- **TO DO**
Where does the string "value" appear in the listing below? Copy every line where it does.

"""

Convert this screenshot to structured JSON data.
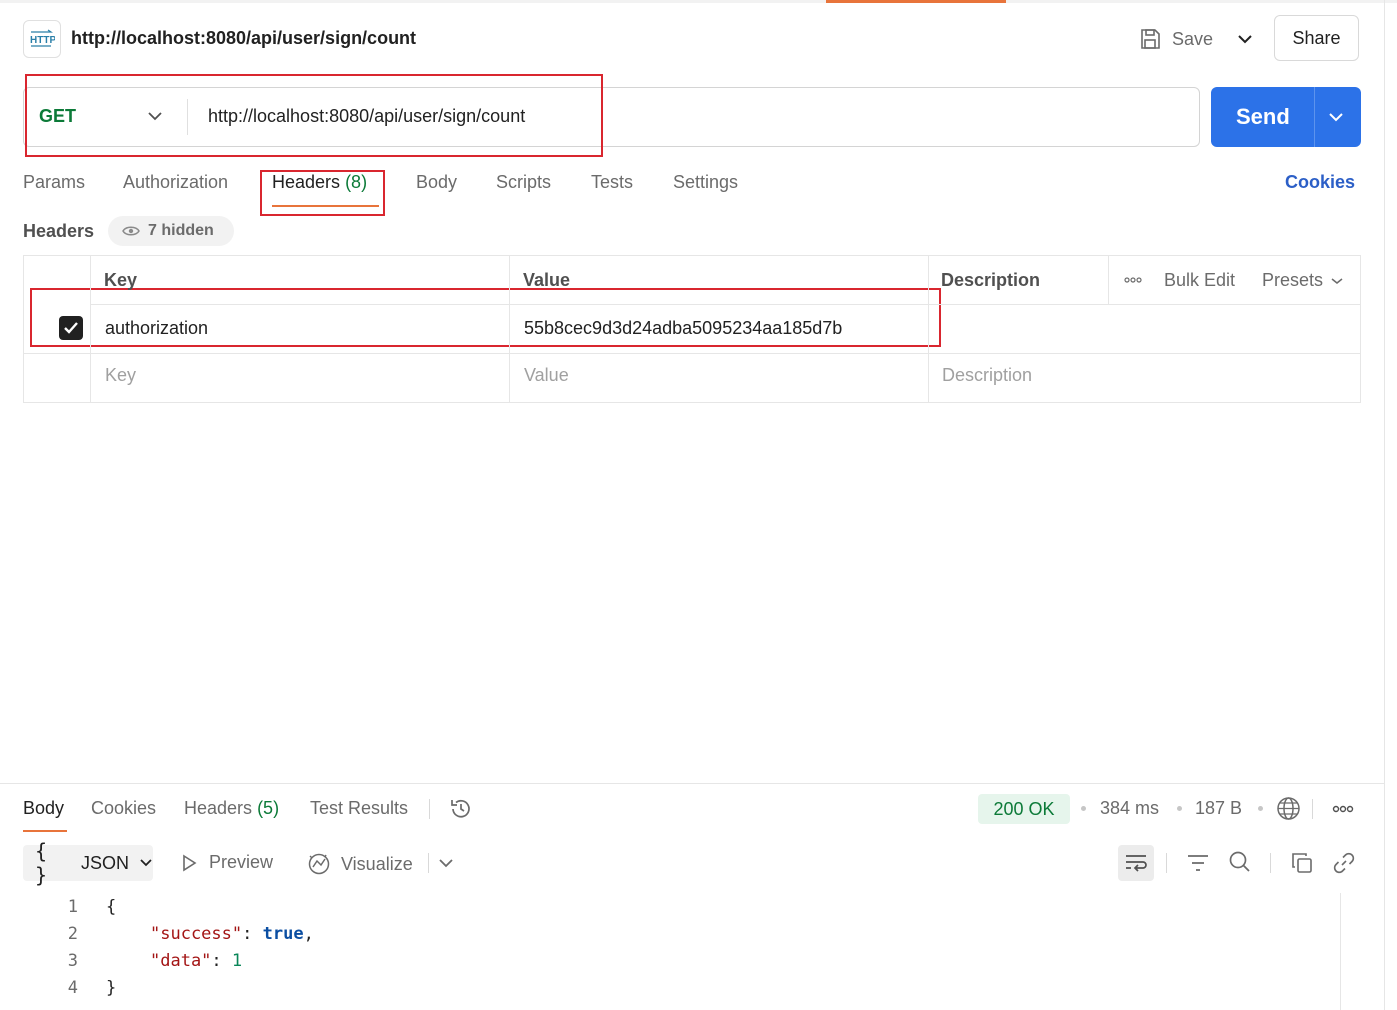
{
  "header": {
    "title": "http://localhost:8080/api/user/sign/count",
    "save_label": "Save",
    "share_label": "Share"
  },
  "request": {
    "method": "GET",
    "url": "http://localhost:8080/api/user/sign/count",
    "send_label": "Send"
  },
  "tabs": [
    {
      "label": "Params"
    },
    {
      "label": "Authorization"
    },
    {
      "label": "Headers",
      "count": "(8)"
    },
    {
      "label": "Body"
    },
    {
      "label": "Scripts"
    },
    {
      "label": "Tests"
    },
    {
      "label": "Settings"
    }
  ],
  "cookies_label": "Cookies",
  "headers_section": {
    "label": "Headers",
    "hidden_label": "7 hidden",
    "columns": {
      "key": "Key",
      "value": "Value",
      "description": "Description"
    },
    "bulk_edit": "Bulk Edit",
    "presets": "Presets",
    "rows": [
      {
        "key": "authorization",
        "value": "55b8cec9d3d24adba5095234aa185d7b",
        "checked": true
      }
    ],
    "placeholders": {
      "key": "Key",
      "value": "Value",
      "description": "Description"
    }
  },
  "response": {
    "tabs": [
      {
        "label": "Body"
      },
      {
        "label": "Cookies"
      },
      {
        "label": "Headers",
        "count": "(5)"
      },
      {
        "label": "Test Results"
      }
    ],
    "status": "200 OK",
    "time": "384 ms",
    "size": "187 B",
    "format": "JSON",
    "preview_label": "Preview",
    "visualize_label": "Visualize",
    "code_lines": [
      {
        "num": "1",
        "open": "{"
      },
      {
        "num": "2",
        "key": "\"success\"",
        "sep": ": ",
        "value": "true",
        "end": ","
      },
      {
        "num": "3",
        "key": "\"data\"",
        "sep": ": ",
        "value": "1"
      },
      {
        "num": "4",
        "close": "}"
      }
    ]
  },
  "colors": {
    "accent": "#e8743b",
    "send": "#2c72e8",
    "method_get": "#0c7a38",
    "annotation_red": "#d9262f"
  }
}
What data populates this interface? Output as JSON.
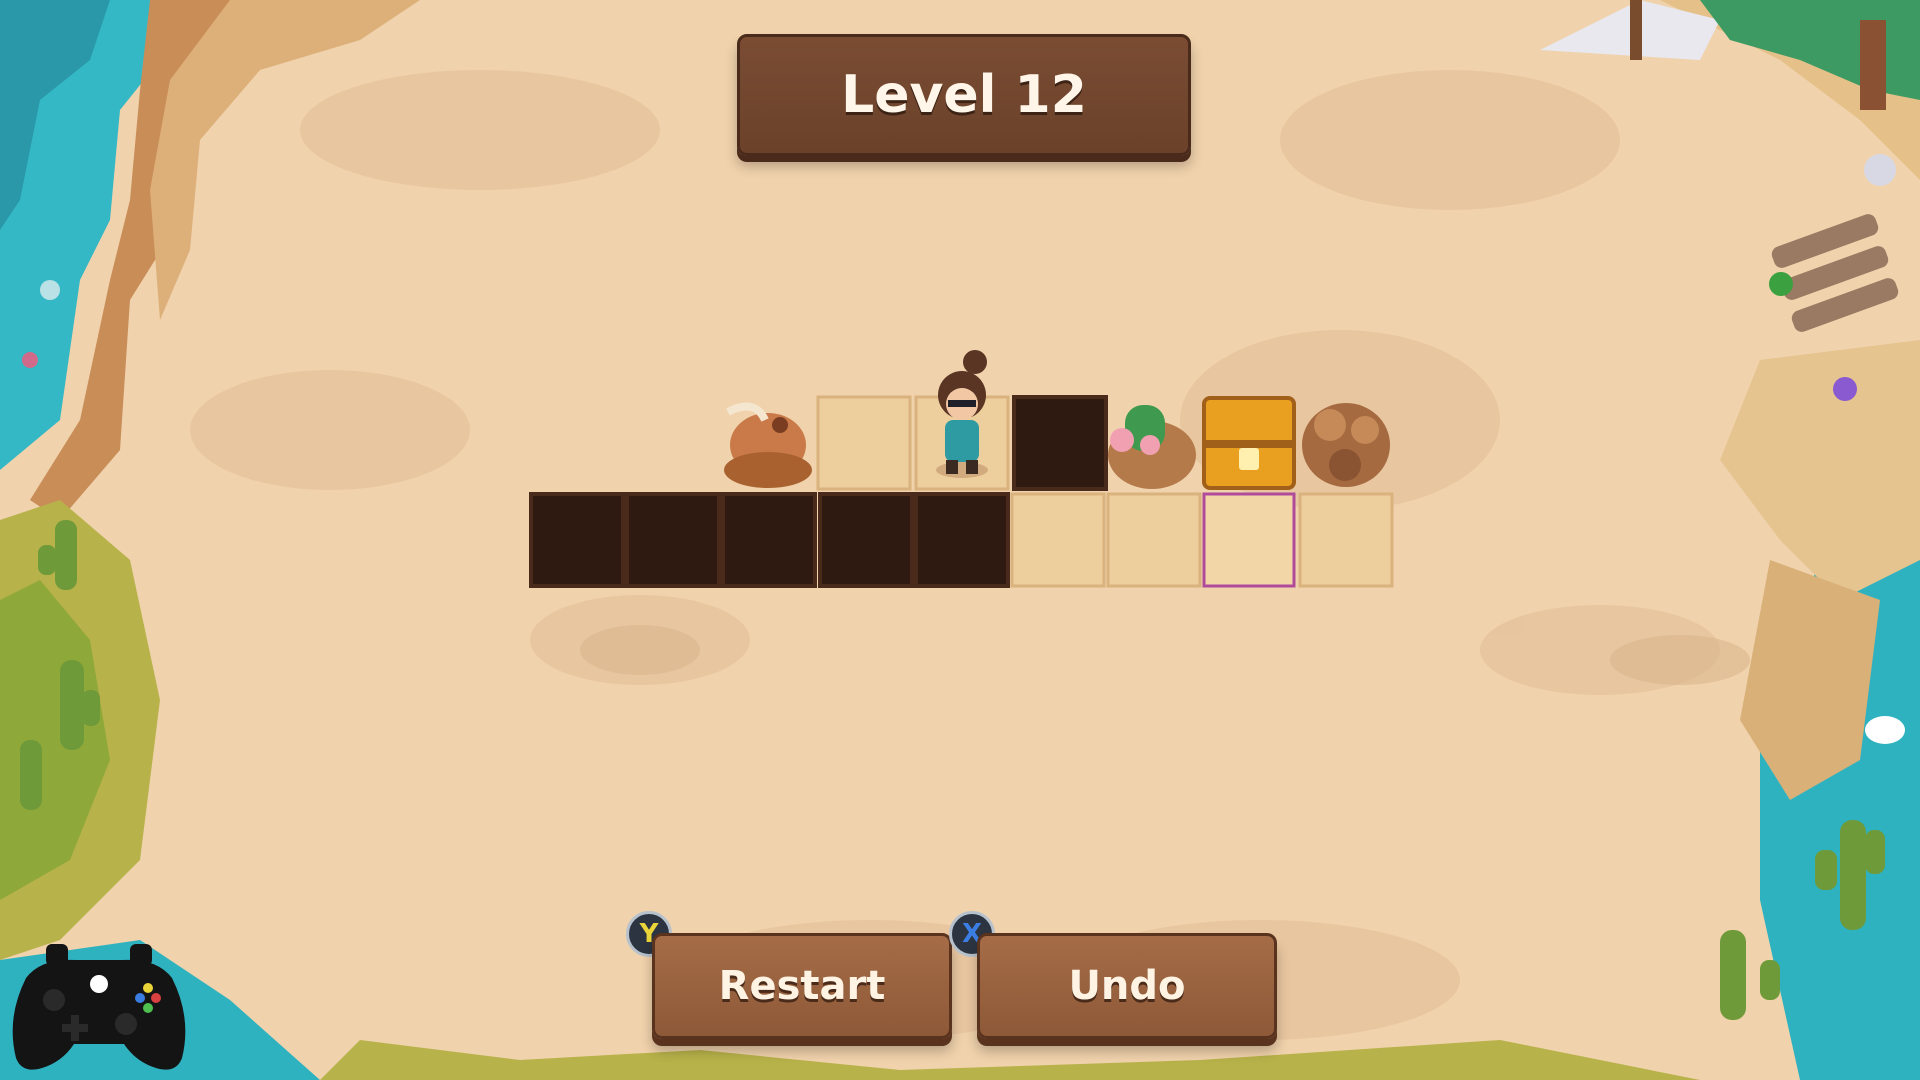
{
  "hud": {
    "level_title": "Level 12"
  },
  "buttons": {
    "restart": {
      "label": "Restart",
      "hint_key": "Y"
    },
    "undo": {
      "label": "Undo",
      "hint_key": "X"
    }
  },
  "board": {
    "row_top": [
      "critter",
      "sand",
      "player",
      "pit",
      "cactus-rocks",
      "treasure-chest",
      "rock-pile"
    ],
    "row_bottom": [
      "pit",
      "pit",
      "pit",
      "pit",
      "pit",
      "sand",
      "sand",
      "target-sand",
      "sand"
    ]
  },
  "colors": {
    "sand": "#f0d2ac",
    "panel": "#6b412a",
    "button": "#9a6240",
    "pit": "#2e1a10",
    "water": "#35b8c5",
    "grass": "#9ab23c",
    "chest": "#e9a020",
    "target_border": "#b04a9a"
  }
}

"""

- **SOLVED EXERCISE**
      "value": "Value",
        "value": "55b8cec9d3d24adba5095234aa185d7b",
      "value": "Value",
        "value": "true",
        "value": "1"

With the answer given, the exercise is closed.